In a rebuke to Arizona Gov. Doug Ducey, the mayor of Goodyear is sticking with Nike in a deal to bring more than 500 jobs to her city.
The Republican governor on Tuesday said he'd yank state financial incentives for a $185 million Nike Air factory in Goodyear, a suburb of Phoenix, in responding to news that Nike had decided, reportedly due to the objections of former NFL star Colin Kaepernick.
Calling the brouhaha "a difficult situation," Goodyear Mayor Georgia Lord, also a Republican, said in a video posted on the city's Facebook page that she could "appreciate the emotion and discussion I've heard on this important topic."
Noting that the city council had "unanimously approved a job-creation agreement with Nike" on Monday night, the mayor said Goodyear would not back away from its financial deal due to the controversy. "This deal is expected to bring more than 500 jobs and significant investment to our city. We will honor the commitment we made in our agreement."

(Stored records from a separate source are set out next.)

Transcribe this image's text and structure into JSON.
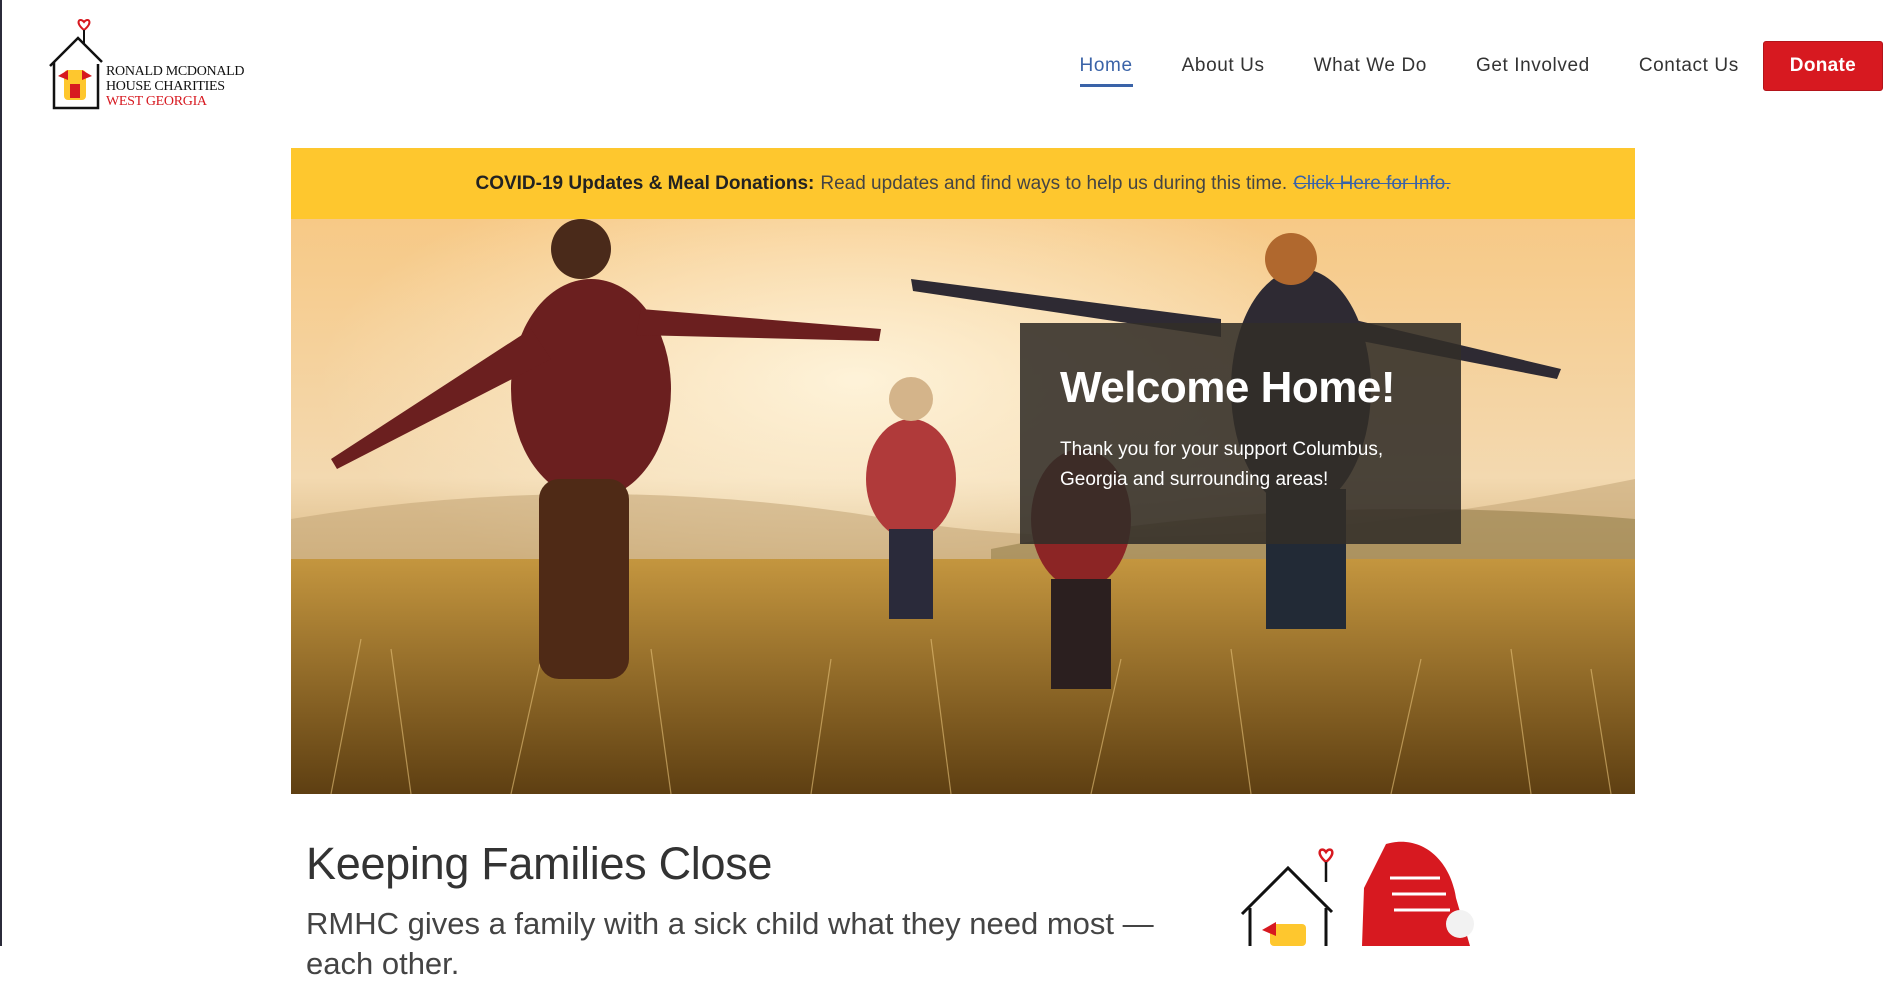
{
  "brand": {
    "line1": "RONALD MCDONALD",
    "line2": "HOUSE CHARITIES",
    "line3": "WEST GEORGIA"
  },
  "nav": {
    "items": [
      {
        "label": "Home"
      },
      {
        "label": "About Us"
      },
      {
        "label": "What We Do"
      },
      {
        "label": "Get Involved"
      },
      {
        "label": "Contact Us"
      }
    ],
    "donate_label": "Donate"
  },
  "banner": {
    "bold": "COVID-19 Updates & Meal Donations:",
    "text": "Read updates and find ways to help us during this time.",
    "link": "Click Here for Info."
  },
  "hero": {
    "title": "Welcome Home!",
    "text": "Thank you for your support Columbus, Georgia and surrounding areas!"
  },
  "section": {
    "title": "Keeping Families Close",
    "subtitle": "RMHC gives a family with a sick child what they need most — each other."
  },
  "colors": {
    "accent": "#3a63a8",
    "donate": "#d71920",
    "banner": "#fec72e"
  }
}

Ducey had said he'd ordered the Arizona Commerce Authority to rescind a potential grant of up to $1 million from the Arizona Competes Fund.
"The Arizona Commerce Authority was active in the deal to attract Nike to Arizona. We offered a performance-based grant of up to $1 million," a spokesperson for the authority emailed CBS MoneyWatch. "The offer was accepted, contingent upon final negotiations and a formal agreement. At the governor's direction, that offer has been withdrawn. Unlike other programs in statute that are eligible to any and all companies, including Nike -- this grant program is purely discretionary."
The authority, however, does not control incentives offered by the city of Goodyear, which had said it would waive nearly $1 million in permit and plan-review fees and give Nike another $1 million for job creation.
Nike has indicated it, too, would stick to its guns in regards to its deal with Goodyear.
"We already employ 35,000 people in the U.S. and remain committed to creating jobs in the U.S., including a significant investment in an additional manufacturing center which will create 500 new jobs," the company said in a statement on Tuesday.
The company did not immediately answer a request that it clarify that its statement was specific to Goodyear.
That said, if the pact with the Arizona city unravels, Nike seemingly has other options.
"Let's talk," New Mexico Gov. Michelle Lugan Grisham tweeted at the company, with a spokesperson for the Democratic governor telling the Washington Post that Grisham's office had reached out to Nike to inquire if New Mexico might be a "potential fit" for the company.